## WORK INSTRUCTION
Find the word "Current" in the data below and copy each line that holds it.

## DATASET ENTRIES
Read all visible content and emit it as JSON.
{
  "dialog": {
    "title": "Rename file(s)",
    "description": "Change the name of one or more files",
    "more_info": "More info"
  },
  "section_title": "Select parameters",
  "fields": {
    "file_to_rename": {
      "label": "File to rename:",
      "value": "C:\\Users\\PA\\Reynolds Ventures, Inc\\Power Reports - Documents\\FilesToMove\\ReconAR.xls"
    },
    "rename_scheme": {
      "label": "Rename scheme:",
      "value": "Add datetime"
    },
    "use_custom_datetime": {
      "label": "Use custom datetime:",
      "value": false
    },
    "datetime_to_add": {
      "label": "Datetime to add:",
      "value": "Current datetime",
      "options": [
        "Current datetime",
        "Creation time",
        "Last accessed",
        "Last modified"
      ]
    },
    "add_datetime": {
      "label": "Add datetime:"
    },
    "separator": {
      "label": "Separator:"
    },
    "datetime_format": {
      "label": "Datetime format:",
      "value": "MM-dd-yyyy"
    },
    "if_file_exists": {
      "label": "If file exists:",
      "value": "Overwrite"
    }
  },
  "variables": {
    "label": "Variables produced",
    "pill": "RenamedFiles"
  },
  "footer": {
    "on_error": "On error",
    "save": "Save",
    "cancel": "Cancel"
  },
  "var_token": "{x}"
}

## RESPONSE TO THIS EXERCISE
      "value": "Current datetime",
        "Current datetime",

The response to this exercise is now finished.